The Cannonball Adderley Sextet was a jazz group that was made up of Cannonball Adderley playing the alto saxophone, Nat Adderley on the cornet, Yusef Lateef who played the tenor sax, flute and oboe, Joe Zawinul on the piano, Sam Jones on the bass and, last but not least, Louis Hayes playing the drums. Together they formed the iconic jazz bands of the 60’s with a myriad of popular albums and singles. The band’s performance was recorded in the town of Baden-Baden in Germany in March 1963 and showcases some of the group’s best songs such as Jessica’s Birthday, Angel Eyes and Jive Samba.
Cannonball Adderley Sextet - Live In Germany 1963
“Jessica’s Day” is a very upbeat and lively song with the horns played by (artist) taking the lead in the piece. The piano, drums and bass, played by Zawinul, Hayes and Jones, respectively provide the fast tempo and rhythm of the song. The piece can be seen as a series of solos by each of the horns beginning with Cannonball on the tenor sax, which sets the pace of the song from the beginning. The other sax and the cornet then take over in succession. The cornet’s solo is the most pronounced and longest, in which Nat Adderley delivers a series of improvised jazz and blues riffs, and progressions that showcase his talent and prowess. After this solo, there is a slight reduction in the tempo with the tenor sax playing a softer and mellower tune that lulls the audience into a sort of contented state with the other instruments providing the backup to the part. As this solo progress, the other horns join in with some lively harmonies and ad lib that serves to pick up the mood again.

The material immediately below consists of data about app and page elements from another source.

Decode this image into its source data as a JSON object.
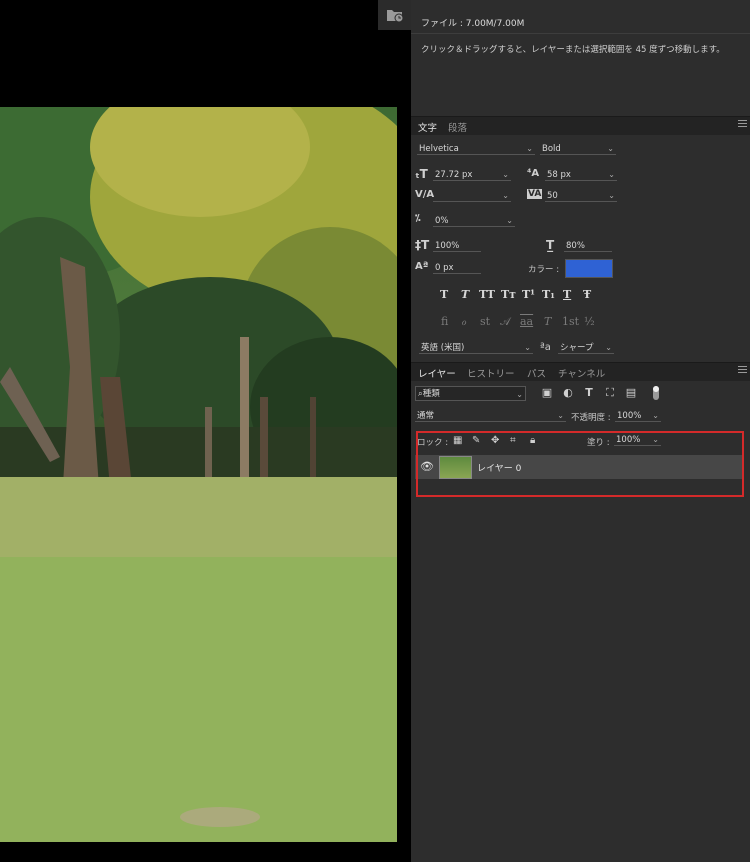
{
  "info": {
    "file_size": "ファイル : 7.00M/7.00M",
    "hint": "クリック＆ドラッグすると、レイヤーまたは選択範囲を 45 度ずつ移動します。"
  },
  "character_panel": {
    "tabs": [
      "文字",
      "段落"
    ],
    "font_family": "Helvetica",
    "font_style": "Bold",
    "font_size": "27.72 px",
    "leading": "58 px",
    "kerning": "",
    "tracking": "50",
    "tsume": "0%",
    "vertical_scale": "100%",
    "horizontal_scale": "80%",
    "baseline_shift": "0 px",
    "color_label": "カラー :",
    "color_value": "#2f62d4",
    "styles": [
      "T",
      "T",
      "TT",
      "Tт",
      "T¹",
      "T₁",
      "T",
      "Ŧ"
    ],
    "opentype": [
      "ﬁ",
      "ℴ",
      "st",
      "𝒜",
      "aa",
      "T",
      "1st",
      "½"
    ],
    "language": "英語 (米国)",
    "aa_label": "ªa",
    "antialias": "シャープ"
  },
  "layers_panel": {
    "tabs": [
      "レイヤー",
      "ヒストリー",
      "パス",
      "チャンネル"
    ],
    "filter_kind": "種類",
    "blend_mode": "通常",
    "opacity_label": "不透明度 :",
    "opacity_value": "100%",
    "lock_label": "ロック :",
    "fill_label": "塗り :",
    "fill_value": "100%",
    "layers": [
      {
        "name": "レイヤー 0",
        "visible": true
      }
    ]
  }
}
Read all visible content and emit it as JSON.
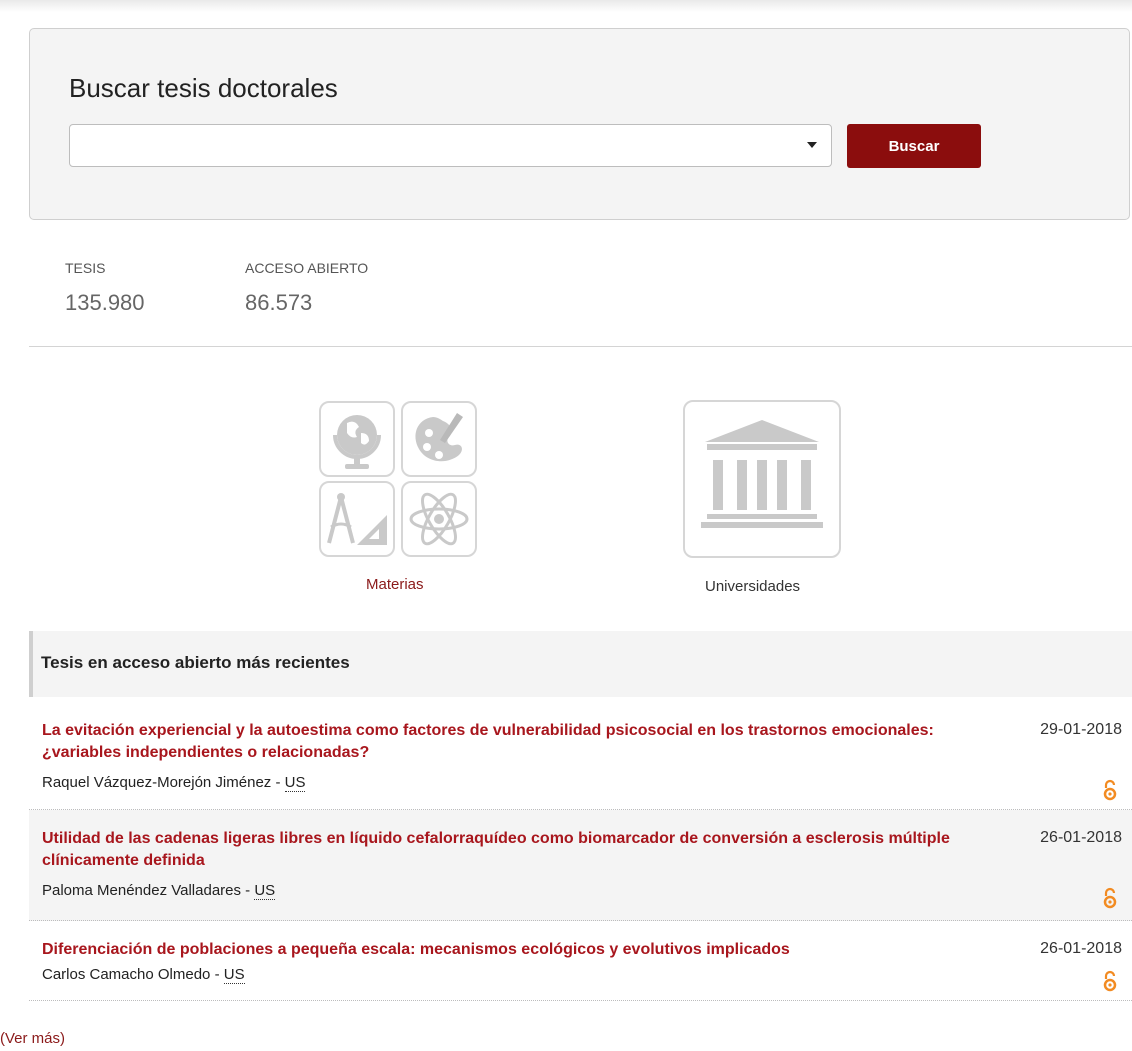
{
  "search": {
    "title": "Buscar tesis doctorales",
    "select_value": "",
    "button_label": "Buscar"
  },
  "stats": {
    "tesis_label": "TESIS",
    "tesis_value": "135.980",
    "abierto_label": "ACCESO ABIERTO",
    "abierto_value": "86.573"
  },
  "categories": {
    "materias_label": "Materias",
    "universidades_label": "Universidades",
    "materias_icons": [
      "globe-icon",
      "palette-icon",
      "geometry-tools-icon",
      "atom-icon"
    ],
    "universidades_icon": "university-building-icon"
  },
  "recent": {
    "title": "Tesis en acceso abierto más recientes",
    "items": [
      {
        "title": "La evitación experiencial y la autoestima como factores de vulnerabilidad psicosocial en los trastornos emocionales: ¿variables independientes o relacionadas?",
        "author": "Raquel Vázquez-Morejón Jiménez - ",
        "university": "US",
        "date": "29-01-2018",
        "icon": "open-access-icon"
      },
      {
        "title": "Utilidad de las cadenas ligeras libres en líquido cefalorraquídeo como biomarcador de conversión a esclerosis múltiple clínicamente definida",
        "author": "Paloma Menéndez Valladares - ",
        "university": "US",
        "date": "26-01-2018",
        "icon": "open-access-icon"
      },
      {
        "title": "Diferenciación de poblaciones a pequeña escala: mecanismos ecológicos y evolutivos implicados",
        "author": "Carlos Camacho Olmedo - ",
        "university": "US",
        "date": "26-01-2018",
        "icon": "open-access-icon"
      }
    ],
    "more_label": "(Ver más)"
  },
  "colors": {
    "accent": "#8b0d0d",
    "title_red": "#a8161d",
    "open_access": "#f28b22"
  }
}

The drums and the piano also have their break in, which (pianist) has a chance to play some quick progressions with the bass providing the rhythm and harmony.
The piece “Angel Eyes” has a standard AABA form, which uses second fifth and first major progressions throughout the song. All the A sections are in the scale of C minor with the progression going from C minor to Ab7 and later G7. “Angel Eyes” is a slow and mellow song that has a more soulful and sad timbre to it. Lateef takes up the flute, and he sets the mood of the piece by playing soft and slow melodies. The bass is the main accompaniment to the flute, but the piano also chimes in to give harmony and finish up some of the progressions in the piece in tandem with the flute. The flute played by Lateef takes the lead for the whole piece, and its somber sound gives the song a very gloomy and reserved feel. The horns play a suppressed role in the song only coming in a few times to harmonize with the flute.
The song “Jive Samba” has a steady 4/4 rhythm and is a bit faster in tempo than “Angel Eyes” but is still relatively slow and deliberate. The other sax takes the lead in this piece, and its improvisations and interchanging of fast and slow riffs serve to give the song its “dance” effect. Although the song is slow and mellow at the beginning, it gradually progresses to a more fast paced and strong composition with the culmination with the cornet coming in with a bright and lively solo that is the climax of the song. Adderley has a series of riffs that are agile and spritely but come to an abrupt halt after which Lateef takes over with the flute to return the piece to its initial laidback and soft style.
The song “Jive Samba” has a steady progression starting off slow and then building up to a fast paced improvised crescendo mainly led by Nat Adderley and the other horns. The solo by Nat is successful in that it provides a strong climax for the song while still not overpowering the other instruments or sounding too loud. It starts quite fast and later only gets faster, and its abrupt end gives a dramatic effect to the piece.
The performance by the Cannonball Adderley Sextet is an amazing set of songs that takes the audience on a journey with many musical ups and downs. The gradually rising tempos followed by the soft anticlimaxes make any listener happy and appreciate jazz music as presented by the band.